Posted on July 17, 2013
In starting these drills, it is assumed that no one has had formal instruction in sliding, that the players are poor sliders, amateur sliders and even “afraid” to slide.
Basic to beginning instruction is finding a comfortable side for sliding, knowing how to land and using the bent-leg slide insuring safety so that injuries do not occur. A few ballplayers will find they are just as comfortable on either side; therefore, they should practice and perfect all their slides from both sides.
Drills and methods used here can be employed with equal success indoors or outdoors. At no time is the sliding pit used for teaching sliding. The bed is too soft and the player cannot slide into the base. As a result, he learns to take off too close to the base and never learns to land properly.
Indoors – Use the gym floor with sweatpants and sliding pads over them.
Outdoors – Use the outfield grass, preferably wet grass (sprinkle with water beforehand).

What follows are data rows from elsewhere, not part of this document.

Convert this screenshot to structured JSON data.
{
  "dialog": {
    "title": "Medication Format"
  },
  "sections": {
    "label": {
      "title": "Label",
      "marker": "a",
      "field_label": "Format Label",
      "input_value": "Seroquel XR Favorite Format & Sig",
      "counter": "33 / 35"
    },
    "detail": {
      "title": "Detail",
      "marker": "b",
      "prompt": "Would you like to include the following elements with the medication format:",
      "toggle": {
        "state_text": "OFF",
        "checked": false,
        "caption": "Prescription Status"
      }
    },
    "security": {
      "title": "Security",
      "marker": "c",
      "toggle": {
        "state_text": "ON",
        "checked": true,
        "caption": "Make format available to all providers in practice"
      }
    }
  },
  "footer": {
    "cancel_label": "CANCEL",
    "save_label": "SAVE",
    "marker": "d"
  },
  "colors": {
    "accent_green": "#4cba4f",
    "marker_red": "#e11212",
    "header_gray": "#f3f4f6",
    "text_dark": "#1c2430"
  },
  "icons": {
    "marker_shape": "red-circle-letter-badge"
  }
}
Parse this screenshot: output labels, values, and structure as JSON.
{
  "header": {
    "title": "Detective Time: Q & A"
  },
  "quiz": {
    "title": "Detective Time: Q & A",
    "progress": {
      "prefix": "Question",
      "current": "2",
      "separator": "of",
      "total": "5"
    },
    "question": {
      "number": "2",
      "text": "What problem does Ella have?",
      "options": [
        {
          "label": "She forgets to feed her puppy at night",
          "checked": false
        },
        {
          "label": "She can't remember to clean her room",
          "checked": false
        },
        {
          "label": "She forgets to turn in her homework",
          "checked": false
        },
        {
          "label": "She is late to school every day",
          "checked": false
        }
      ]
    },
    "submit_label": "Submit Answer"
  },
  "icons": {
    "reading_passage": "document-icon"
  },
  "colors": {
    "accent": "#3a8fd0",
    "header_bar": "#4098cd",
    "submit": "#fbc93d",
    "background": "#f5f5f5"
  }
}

In the beginning, use no shoes. Inside, remove sneakers. Outside, remove spikes. Later on as the ballplayer becomes proficient, he can wear his shoes.

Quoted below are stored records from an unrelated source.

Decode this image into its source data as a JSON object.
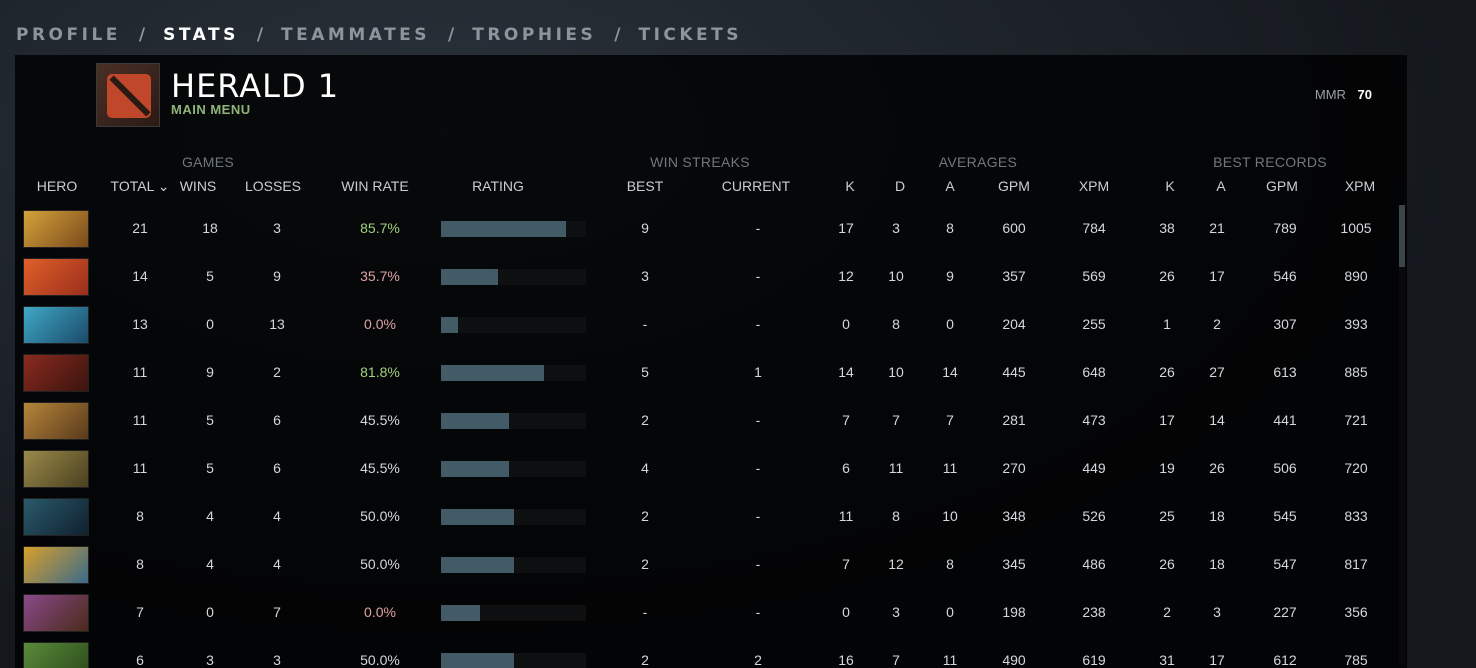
{
  "nav": {
    "tabs": [
      "PROFILE",
      "STATS",
      "TEAMMATES",
      "TROPHIES",
      "TICKETS"
    ],
    "active": "STATS",
    "separator": "/"
  },
  "header": {
    "title": "HERALD 1",
    "subtitle": "MAIN MENU",
    "mmr_label": "MMR",
    "mmr_value": "70"
  },
  "groups": {
    "games": "GAMES",
    "win_streaks": "WIN STREAKS",
    "averages": "AVERAGES",
    "best_records": "BEST RECORDS"
  },
  "columns": {
    "hero": "HERO",
    "total": "TOTAL ⌄",
    "wins": "WINS",
    "losses": "LOSSES",
    "win_rate": "WIN RATE",
    "rating": "RATING",
    "best": "BEST",
    "current": "CURRENT",
    "avg_k": "K",
    "avg_d": "D",
    "avg_a": "A",
    "avg_gpm": "GPM",
    "avg_xpm": "XPM",
    "best_k": "K",
    "best_a": "A",
    "best_gpm": "GPM",
    "best_xpm": "XPM"
  },
  "colors": {
    "win_rate_high": "#a3d17c",
    "win_rate_low": "#e0a3a3",
    "win_rate_neutral": "#d4d8dc"
  },
  "rows": [
    {
      "hero_icon": "hero-1-portrait",
      "total": "21",
      "wins": "18",
      "losses": "3",
      "win_rate": "85.7%",
      "rating": 0.86,
      "best": "9",
      "current": "-",
      "k": "17",
      "d": "3",
      "a": "8",
      "gpm": "600",
      "xpm": "784",
      "bk": "38",
      "ba": "21",
      "bgpm": "789",
      "bxpm": "1005",
      "c1": "#d4a23a",
      "c2": "#7b4a1c"
    },
    {
      "hero_icon": "hero-2-portrait",
      "total": "14",
      "wins": "5",
      "losses": "9",
      "win_rate": "35.7%",
      "rating": 0.39,
      "best": "3",
      "current": "-",
      "k": "12",
      "d": "10",
      "a": "9",
      "gpm": "357",
      "xpm": "569",
      "bk": "26",
      "ba": "17",
      "bgpm": "546",
      "bxpm": "890",
      "c1": "#e0602a",
      "c2": "#9a2f1c"
    },
    {
      "hero_icon": "hero-3-portrait",
      "total": "13",
      "wins": "0",
      "losses": "13",
      "win_rate": "0.0%",
      "rating": 0.12,
      "best": "-",
      "current": "-",
      "k": "0",
      "d": "8",
      "a": "0",
      "gpm": "204",
      "xpm": "255",
      "bk": "1",
      "ba": "2",
      "bgpm": "307",
      "bxpm": "393",
      "c1": "#3fa8c6",
      "c2": "#1c4a6a"
    },
    {
      "hero_icon": "hero-4-portrait",
      "total": "11",
      "wins": "9",
      "losses": "2",
      "win_rate": "81.8%",
      "rating": 0.71,
      "best": "5",
      "current": "1",
      "k": "14",
      "d": "10",
      "a": "14",
      "gpm": "445",
      "xpm": "648",
      "bk": "26",
      "ba": "27",
      "bgpm": "613",
      "bxpm": "885",
      "c1": "#8a2a1f",
      "c2": "#3a140f"
    },
    {
      "hero_icon": "hero-5-portrait",
      "total": "11",
      "wins": "5",
      "losses": "6",
      "win_rate": "45.5%",
      "rating": 0.47,
      "best": "2",
      "current": "-",
      "k": "7",
      "d": "7",
      "a": "7",
      "gpm": "281",
      "xpm": "473",
      "bk": "17",
      "ba": "14",
      "bgpm": "441",
      "bxpm": "721",
      "c1": "#b5853a",
      "c2": "#5a3a1c"
    },
    {
      "hero_icon": "hero-6-portrait",
      "total": "11",
      "wins": "5",
      "losses": "6",
      "win_rate": "45.5%",
      "rating": 0.47,
      "best": "4",
      "current": "-",
      "k": "6",
      "d": "11",
      "a": "11",
      "gpm": "270",
      "xpm": "449",
      "bk": "19",
      "ba": "26",
      "bgpm": "506",
      "bxpm": "720",
      "c1": "#9a8a4a",
      "c2": "#4a4020"
    },
    {
      "hero_icon": "hero-7-portrait",
      "total": "8",
      "wins": "4",
      "losses": "4",
      "win_rate": "50.0%",
      "rating": 0.5,
      "best": "2",
      "current": "-",
      "k": "11",
      "d": "8",
      "a": "10",
      "gpm": "348",
      "xpm": "526",
      "bk": "25",
      "ba": "18",
      "bgpm": "545",
      "bxpm": "833",
      "c1": "#2a5a6a",
      "c2": "#0f2030"
    },
    {
      "hero_icon": "hero-8-portrait",
      "total": "8",
      "wins": "4",
      "losses": "4",
      "win_rate": "50.0%",
      "rating": 0.5,
      "best": "2",
      "current": "-",
      "k": "7",
      "d": "12",
      "a": "8",
      "gpm": "345",
      "xpm": "486",
      "bk": "26",
      "ba": "18",
      "bgpm": "547",
      "bxpm": "817",
      "c1": "#d8a02a",
      "c2": "#3a6a8a"
    },
    {
      "hero_icon": "hero-9-portrait",
      "total": "7",
      "wins": "0",
      "losses": "7",
      "win_rate": "0.0%",
      "rating": 0.27,
      "best": "-",
      "current": "-",
      "k": "0",
      "d": "3",
      "a": "0",
      "gpm": "198",
      "xpm": "238",
      "bk": "2",
      "ba": "3",
      "bgpm": "227",
      "bxpm": "356",
      "c1": "#8a4a8a",
      "c2": "#4a2a1a"
    },
    {
      "hero_icon": "hero-10-portrait",
      "total": "6",
      "wins": "3",
      "losses": "3",
      "win_rate": "50.0%",
      "rating": 0.5,
      "best": "2",
      "current": "2",
      "k": "16",
      "d": "7",
      "a": "11",
      "gpm": "490",
      "xpm": "619",
      "bk": "31",
      "ba": "17",
      "bgpm": "612",
      "bxpm": "785",
      "c1": "#5a8a3a",
      "c2": "#2a4a1a"
    }
  ]
}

When to Slide
1. To avoid a tag.
2. To stop at the base.
3. To break up a double play.
4. To get back to base.
5. Always when play is close.
Length of Slide
15′ or two body lengths from base.
Direction of Slide
1. Sliding to right side, usually use right foot as takeoff foot.
2. Going to left side, use left foot as takeoff.
3. As takeoff occurs, the arms are thrown up, the upper body is extended backwards and the feet forward, all somewhat close to parallel to the ground.
On buttocks, head up, arms out for balance and toes upward.
1. In addition to above, tuck left leg or right leg in a bent position and place under other leg.
2. Use the bent-leg position to teach the beginner to insure that the boy will slide and injury will be avoided. Thus, he develops confidence and aggressive baserunning techniques.
- All players sit on the floor or grass and alternate placing one leg straight and the other in the bent-leg tucked position (Caution: remember, have them remove shoes and have pads on over pants).
- By putting hands behind themselves while in the sitting position, they push their body forward on floor or grass.
- Here they are getting used to the position and finding out which side is comfortable. Sliders can be left or right so far as which side is more comfortable in the sliding position.
- All players from a standing position practice the fall into the bent-leg slide (Caution: We use no steps, as yet). Player should concentrate on his landing and direction and getting the bent-leg tucked in underneath.
- All players practice from a standing position with three walking steps. Players that are comfortable on either side should practice both; however, others should perfect their best side first.
- All players practice drill from a standing position with a running four-to-five step start.
- During drills, coaches can correct faults by checking landing position, hands out, body extended with head up, bent leg and tucked underneath and toes up. Buttocks and calf of bent leg should show the wear of absorbing the force of the slide; otherwise, the person is landing incorrectly.
Bent-Leg Straight In
As previously explained.
Bent-Leg and Pop-Up
As you slide, place foot of extended leg on base, throw weight back and raise body in one motion. Continue running to next base.
Bent-Leg and Breakup Double Play
Raise foot of extended leg to bother footwork of pivot man.
Bent-Leg and Hook Slide
Slide right or left of bag three-to-four feet, depending on player’s size. When approaching base, bend extended leg (top leg) back, and it will hook bag when sliding by. Remember, the left foot hooks the bag sliding to the right, and the right foot hooks the base sliding to the left.
Real Hook Slide
Same landing position as previously discussed; however, both legs remain extended toward the bag. As the bag is contacted, the toe of the inside foot will hook the base and the knee will bend at the same time. The outside foot will continue past the bag and off the ground. On the hook slide, if sliding right, hook with the left foot and leg, keeping the right leg extended and off the ground. If sliding left, hook with the right foot and leg, keeping the left leg extended and off the ground.
Tom O’Connell was inducted into the American Baseball Coaches Association (ABCA) Hall of Fame in 2004. O’Connell’s coaching career spanned 36 years at the high school and collegiate level, and he finished with a combined record of 634-431-11 (.590).O’Connell was the founder of Massachusetts Baseball Coaches Association in 1967. He began his coaching career at Braintree High School (1964-71) before moving on to the college ranks. He was head coach at Brandeis University (1972-82) before taking over at Princeton University, where O’Connell’s teams won three Ivy League titles. He coached at Princeton until his retirement in 1997.
O’Connell also has a great deal of experience with baseball camps and clinics. He served as the Director of the Ted Williams Baseball Camp from 1972-82, then founded the renowned Princeton University/Babe Ruth Baseball Camp and Clinic.
After officially retiring from Princeton, O’Connell spent a few summers managing the Hyannis Mets in the NCAA Summer Cape Cod League, the premier summer showcase league in the country. O’Connell was named Manager of the Year in 2000 after leading Hyannis into the playoffs for the first time in seven seasons. Recently, O’Connell has been the head coach of the Babe Ruth National Team (2002-05)